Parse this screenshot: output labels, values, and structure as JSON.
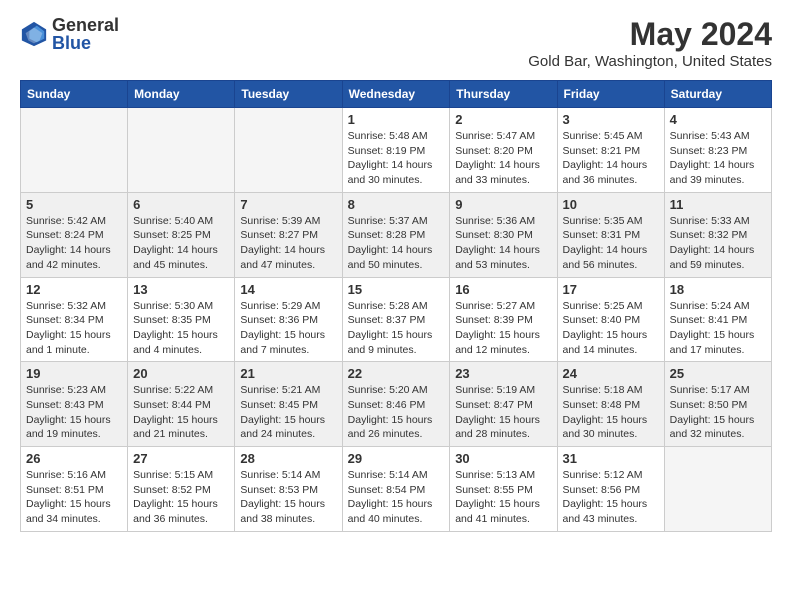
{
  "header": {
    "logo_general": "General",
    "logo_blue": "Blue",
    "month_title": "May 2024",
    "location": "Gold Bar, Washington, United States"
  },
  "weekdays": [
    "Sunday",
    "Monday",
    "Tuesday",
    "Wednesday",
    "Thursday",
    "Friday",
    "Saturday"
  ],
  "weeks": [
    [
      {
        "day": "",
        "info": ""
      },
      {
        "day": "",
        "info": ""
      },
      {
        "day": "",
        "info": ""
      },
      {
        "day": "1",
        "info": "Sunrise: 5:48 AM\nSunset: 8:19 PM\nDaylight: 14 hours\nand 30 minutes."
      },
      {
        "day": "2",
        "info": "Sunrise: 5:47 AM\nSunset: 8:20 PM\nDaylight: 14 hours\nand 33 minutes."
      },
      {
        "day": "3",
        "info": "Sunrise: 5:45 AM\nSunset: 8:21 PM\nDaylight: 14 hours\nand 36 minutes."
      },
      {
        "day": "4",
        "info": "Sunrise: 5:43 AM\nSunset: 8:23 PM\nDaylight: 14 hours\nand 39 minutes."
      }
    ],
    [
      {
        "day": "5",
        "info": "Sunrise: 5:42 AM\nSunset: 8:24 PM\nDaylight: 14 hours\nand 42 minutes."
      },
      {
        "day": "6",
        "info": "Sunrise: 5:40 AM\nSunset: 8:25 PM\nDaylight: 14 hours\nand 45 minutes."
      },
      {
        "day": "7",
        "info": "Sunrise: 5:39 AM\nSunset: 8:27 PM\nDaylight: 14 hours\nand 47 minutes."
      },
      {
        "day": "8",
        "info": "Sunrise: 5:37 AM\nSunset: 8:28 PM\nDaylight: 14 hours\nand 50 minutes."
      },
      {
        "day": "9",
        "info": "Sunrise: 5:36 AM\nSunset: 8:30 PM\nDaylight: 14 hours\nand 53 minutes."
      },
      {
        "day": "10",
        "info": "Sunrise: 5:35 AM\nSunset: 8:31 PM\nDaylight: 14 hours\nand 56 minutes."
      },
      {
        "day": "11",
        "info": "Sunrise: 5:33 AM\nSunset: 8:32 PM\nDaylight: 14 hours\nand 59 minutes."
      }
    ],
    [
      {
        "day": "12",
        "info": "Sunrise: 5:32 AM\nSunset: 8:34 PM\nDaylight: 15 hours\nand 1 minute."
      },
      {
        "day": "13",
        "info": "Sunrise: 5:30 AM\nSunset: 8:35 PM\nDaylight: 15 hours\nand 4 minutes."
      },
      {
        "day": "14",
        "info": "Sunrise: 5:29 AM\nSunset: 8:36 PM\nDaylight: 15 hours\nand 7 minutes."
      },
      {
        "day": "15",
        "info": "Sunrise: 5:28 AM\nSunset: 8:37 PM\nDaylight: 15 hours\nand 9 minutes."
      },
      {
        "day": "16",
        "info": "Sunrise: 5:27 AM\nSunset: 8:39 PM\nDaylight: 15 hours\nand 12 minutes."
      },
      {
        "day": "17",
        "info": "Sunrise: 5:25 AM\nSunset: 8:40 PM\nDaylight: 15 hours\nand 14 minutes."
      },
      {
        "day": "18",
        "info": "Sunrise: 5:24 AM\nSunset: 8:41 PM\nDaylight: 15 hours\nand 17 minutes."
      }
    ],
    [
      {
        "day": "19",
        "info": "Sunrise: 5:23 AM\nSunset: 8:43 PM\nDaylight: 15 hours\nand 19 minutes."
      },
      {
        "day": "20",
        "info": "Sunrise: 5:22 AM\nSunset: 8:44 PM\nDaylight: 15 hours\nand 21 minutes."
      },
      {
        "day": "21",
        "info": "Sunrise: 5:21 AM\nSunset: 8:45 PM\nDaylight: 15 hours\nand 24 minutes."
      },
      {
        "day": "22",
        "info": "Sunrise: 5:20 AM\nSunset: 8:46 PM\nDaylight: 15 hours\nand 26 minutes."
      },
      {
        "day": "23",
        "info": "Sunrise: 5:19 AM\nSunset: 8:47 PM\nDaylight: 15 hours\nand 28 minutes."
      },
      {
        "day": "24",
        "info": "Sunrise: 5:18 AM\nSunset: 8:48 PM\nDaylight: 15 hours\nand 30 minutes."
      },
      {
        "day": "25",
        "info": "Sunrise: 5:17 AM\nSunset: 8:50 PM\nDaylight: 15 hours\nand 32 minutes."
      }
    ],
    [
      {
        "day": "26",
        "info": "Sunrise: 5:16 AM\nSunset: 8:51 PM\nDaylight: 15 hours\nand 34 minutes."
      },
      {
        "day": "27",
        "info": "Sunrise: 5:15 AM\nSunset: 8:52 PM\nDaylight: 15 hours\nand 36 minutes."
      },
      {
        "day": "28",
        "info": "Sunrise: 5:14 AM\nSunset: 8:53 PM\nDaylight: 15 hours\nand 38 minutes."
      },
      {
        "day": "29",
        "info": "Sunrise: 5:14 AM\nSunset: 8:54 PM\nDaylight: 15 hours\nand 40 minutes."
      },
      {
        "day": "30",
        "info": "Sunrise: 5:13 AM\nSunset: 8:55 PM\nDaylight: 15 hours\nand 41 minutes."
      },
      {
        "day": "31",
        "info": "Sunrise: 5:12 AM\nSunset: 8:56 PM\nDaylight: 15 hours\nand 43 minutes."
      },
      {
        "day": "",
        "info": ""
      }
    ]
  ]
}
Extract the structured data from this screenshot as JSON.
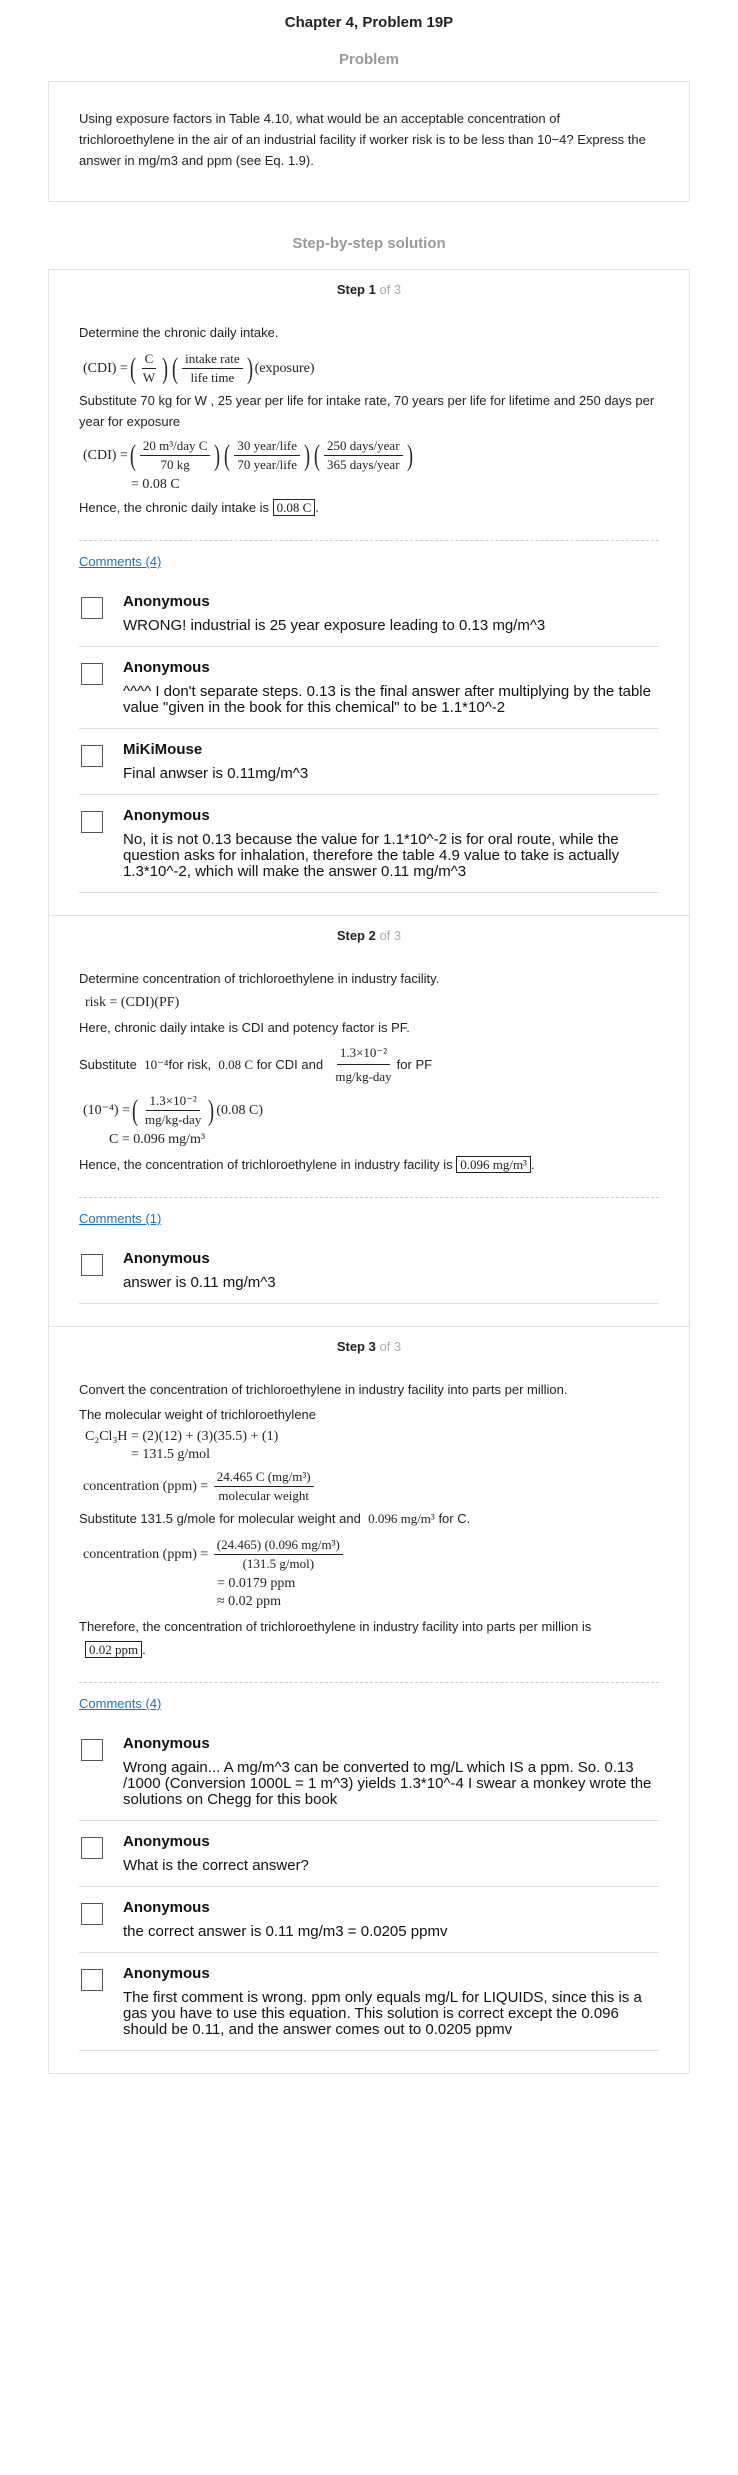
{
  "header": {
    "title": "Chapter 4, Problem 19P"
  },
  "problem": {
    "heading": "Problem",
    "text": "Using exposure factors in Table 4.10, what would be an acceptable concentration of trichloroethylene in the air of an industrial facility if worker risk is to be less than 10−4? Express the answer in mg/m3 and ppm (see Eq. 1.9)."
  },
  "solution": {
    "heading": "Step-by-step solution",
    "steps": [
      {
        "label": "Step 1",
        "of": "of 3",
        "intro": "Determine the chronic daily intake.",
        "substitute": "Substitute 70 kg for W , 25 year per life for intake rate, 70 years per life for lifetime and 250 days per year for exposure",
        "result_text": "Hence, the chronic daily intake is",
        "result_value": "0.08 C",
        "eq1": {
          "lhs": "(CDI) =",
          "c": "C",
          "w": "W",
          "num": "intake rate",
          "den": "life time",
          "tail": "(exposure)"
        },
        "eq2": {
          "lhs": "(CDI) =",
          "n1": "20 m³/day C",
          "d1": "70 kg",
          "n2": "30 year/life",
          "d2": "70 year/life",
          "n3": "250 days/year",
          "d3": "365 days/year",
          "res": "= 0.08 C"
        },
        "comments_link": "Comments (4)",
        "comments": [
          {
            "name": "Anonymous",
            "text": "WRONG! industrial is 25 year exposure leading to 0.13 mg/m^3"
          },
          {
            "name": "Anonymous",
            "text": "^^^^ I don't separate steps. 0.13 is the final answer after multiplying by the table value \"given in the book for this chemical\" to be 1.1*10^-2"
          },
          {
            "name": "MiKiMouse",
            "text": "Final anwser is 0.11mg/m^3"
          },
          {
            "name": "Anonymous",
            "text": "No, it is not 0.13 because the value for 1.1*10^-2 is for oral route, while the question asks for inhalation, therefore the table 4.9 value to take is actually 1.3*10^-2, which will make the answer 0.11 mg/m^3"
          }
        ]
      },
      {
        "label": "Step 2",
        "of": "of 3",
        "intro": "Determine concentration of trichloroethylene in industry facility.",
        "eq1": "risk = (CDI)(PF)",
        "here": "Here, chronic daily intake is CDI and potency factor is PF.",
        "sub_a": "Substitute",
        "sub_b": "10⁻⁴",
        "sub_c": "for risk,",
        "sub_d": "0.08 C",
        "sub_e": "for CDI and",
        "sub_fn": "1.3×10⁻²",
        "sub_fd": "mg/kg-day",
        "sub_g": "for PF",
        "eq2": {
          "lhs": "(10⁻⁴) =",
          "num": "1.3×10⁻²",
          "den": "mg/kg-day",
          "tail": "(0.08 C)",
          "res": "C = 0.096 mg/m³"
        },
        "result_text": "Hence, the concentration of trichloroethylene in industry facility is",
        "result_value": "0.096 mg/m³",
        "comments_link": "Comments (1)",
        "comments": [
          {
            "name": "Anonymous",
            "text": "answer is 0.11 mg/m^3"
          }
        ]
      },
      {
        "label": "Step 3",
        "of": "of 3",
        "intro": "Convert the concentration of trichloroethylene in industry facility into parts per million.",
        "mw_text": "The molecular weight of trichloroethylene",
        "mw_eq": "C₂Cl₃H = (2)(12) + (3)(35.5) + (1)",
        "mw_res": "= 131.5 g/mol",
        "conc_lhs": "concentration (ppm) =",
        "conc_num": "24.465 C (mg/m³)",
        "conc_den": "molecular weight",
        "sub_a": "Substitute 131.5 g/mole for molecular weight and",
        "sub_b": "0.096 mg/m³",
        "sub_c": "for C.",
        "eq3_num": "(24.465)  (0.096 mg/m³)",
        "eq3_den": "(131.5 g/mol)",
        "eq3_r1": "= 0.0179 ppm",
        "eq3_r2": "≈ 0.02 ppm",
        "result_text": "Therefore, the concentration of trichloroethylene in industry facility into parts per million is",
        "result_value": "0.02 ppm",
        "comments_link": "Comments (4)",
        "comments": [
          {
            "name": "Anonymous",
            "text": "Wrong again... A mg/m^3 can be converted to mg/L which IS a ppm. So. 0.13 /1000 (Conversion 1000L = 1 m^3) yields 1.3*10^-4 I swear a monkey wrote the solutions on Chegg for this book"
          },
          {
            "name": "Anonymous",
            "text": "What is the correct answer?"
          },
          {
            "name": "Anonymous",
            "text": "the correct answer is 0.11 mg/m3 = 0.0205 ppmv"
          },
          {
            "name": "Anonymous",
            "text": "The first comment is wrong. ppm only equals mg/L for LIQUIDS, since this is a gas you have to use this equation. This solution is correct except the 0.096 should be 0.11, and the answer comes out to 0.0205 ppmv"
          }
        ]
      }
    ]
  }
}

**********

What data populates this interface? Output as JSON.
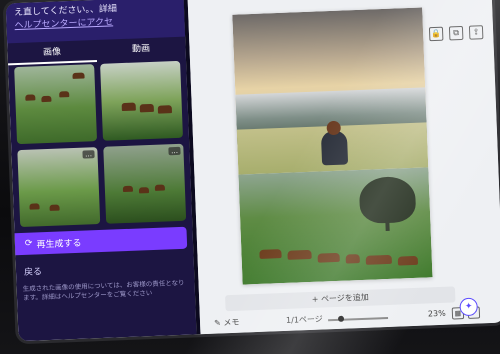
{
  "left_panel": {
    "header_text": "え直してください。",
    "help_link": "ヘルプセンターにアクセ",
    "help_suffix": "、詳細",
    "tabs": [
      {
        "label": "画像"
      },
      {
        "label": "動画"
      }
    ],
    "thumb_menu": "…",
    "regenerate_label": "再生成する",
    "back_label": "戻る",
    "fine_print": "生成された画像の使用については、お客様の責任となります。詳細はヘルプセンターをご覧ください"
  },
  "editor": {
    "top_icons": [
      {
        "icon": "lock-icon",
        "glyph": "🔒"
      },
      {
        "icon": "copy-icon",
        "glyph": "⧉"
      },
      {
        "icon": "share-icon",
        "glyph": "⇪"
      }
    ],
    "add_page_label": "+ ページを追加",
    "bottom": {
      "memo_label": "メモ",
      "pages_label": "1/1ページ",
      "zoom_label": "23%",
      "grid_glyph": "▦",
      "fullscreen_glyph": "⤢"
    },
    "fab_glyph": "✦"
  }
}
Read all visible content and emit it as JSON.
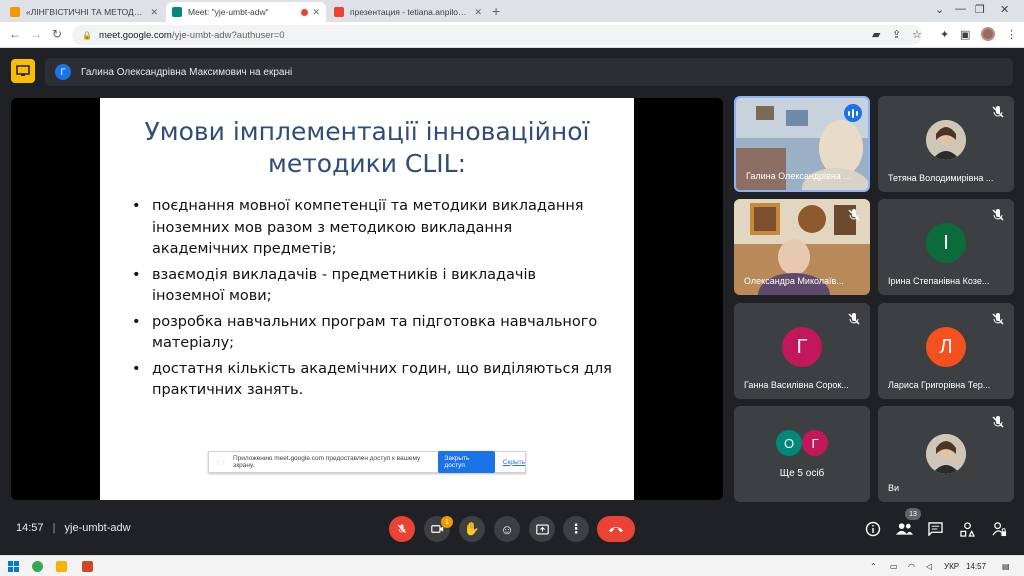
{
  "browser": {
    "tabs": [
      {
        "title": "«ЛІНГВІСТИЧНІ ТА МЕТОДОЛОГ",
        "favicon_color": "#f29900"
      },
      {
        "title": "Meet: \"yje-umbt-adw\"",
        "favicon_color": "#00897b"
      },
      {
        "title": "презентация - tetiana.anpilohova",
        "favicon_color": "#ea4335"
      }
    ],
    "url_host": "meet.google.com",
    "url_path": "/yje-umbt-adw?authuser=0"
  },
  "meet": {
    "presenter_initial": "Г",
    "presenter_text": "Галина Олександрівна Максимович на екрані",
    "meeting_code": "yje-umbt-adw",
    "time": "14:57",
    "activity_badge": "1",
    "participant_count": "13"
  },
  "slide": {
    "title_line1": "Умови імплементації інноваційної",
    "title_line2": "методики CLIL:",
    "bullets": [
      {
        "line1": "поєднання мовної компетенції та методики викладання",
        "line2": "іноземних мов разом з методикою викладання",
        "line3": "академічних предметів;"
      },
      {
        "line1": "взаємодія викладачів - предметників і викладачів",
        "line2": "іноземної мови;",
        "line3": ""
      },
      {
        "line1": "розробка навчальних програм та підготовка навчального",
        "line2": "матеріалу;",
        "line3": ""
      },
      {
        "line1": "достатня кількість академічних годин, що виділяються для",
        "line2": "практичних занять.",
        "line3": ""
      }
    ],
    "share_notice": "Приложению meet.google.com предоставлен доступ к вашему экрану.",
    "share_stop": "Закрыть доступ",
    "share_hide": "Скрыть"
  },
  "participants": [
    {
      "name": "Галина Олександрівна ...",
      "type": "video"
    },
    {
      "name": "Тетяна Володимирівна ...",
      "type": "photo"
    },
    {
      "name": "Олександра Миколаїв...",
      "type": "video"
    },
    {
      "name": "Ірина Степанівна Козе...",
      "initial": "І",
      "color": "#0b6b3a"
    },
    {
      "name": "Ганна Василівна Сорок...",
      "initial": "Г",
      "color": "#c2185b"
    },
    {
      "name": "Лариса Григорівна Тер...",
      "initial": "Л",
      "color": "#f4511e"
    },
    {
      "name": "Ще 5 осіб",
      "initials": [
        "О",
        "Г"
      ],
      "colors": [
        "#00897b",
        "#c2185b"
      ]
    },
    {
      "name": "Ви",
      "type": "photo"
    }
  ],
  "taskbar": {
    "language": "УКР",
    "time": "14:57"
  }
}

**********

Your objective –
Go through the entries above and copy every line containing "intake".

The completed task –
        "intro": "Determine the chronic daily intake.",
        "substitute": "Substitute 70 kg for W , 25 year per life for intake rate, 70 years per life for lifetime and 250 days per year for exposure",
        "result_text": "Hence, the chronic daily intake is",
          "num": "intake rate",
        "here": "Here, chronic daily intake is CDI and potency factor is PF.",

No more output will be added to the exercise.